## Exercise prompt
From the first line to the last, output the material exactly.

=== Begin Enclosure ===

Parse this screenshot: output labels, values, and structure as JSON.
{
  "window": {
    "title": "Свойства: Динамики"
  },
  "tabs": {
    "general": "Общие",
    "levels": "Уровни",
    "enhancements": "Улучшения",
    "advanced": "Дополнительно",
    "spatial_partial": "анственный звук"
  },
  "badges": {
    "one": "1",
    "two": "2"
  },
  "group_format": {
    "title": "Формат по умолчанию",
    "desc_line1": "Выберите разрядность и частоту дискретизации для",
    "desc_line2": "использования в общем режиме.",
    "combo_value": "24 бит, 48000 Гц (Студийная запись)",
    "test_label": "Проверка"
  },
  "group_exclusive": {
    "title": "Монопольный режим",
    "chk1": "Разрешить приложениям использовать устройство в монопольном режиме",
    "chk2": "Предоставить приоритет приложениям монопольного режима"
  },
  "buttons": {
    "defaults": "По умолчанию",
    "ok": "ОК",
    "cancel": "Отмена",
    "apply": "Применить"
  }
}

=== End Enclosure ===

## Written solution
Parse this screenshot: output labels, values, and structure as JSON.
{
  "window": {
    "title": "Свойства: Динамики"
  },
  "tabs": {
    "general": "Общие",
    "levels": "Уровни",
    "enhancements": "Улучшения",
    "advanced": "Дополнительно",
    "spatial_partial": "анственный звук"
  },
  "badges": {
    "one": "1",
    "two": "2"
  },
  "group_format": {
    "title": "Формат по умолчанию",
    "desc_line1": "Выберите разрядность и частоту дискретизации для",
    "desc_line2": "использования в общем режиме.",
    "combo_value": "24 бит, 48000 Гц (Студийная запись)",
    "test_label": "Проверка"
  },
  "group_exclusive": {
    "title": "Монопольный режим",
    "chk1": "Разрешить приложениям использовать устройство в монопольном режиме",
    "chk2": "Предоставить приоритет приложениям монопольного режима"
  },
  "buttons": {
    "defaults": "По умолчанию",
    "ok": "ОК",
    "cancel": "Отмена",
    "apply": "Применить"
  }
}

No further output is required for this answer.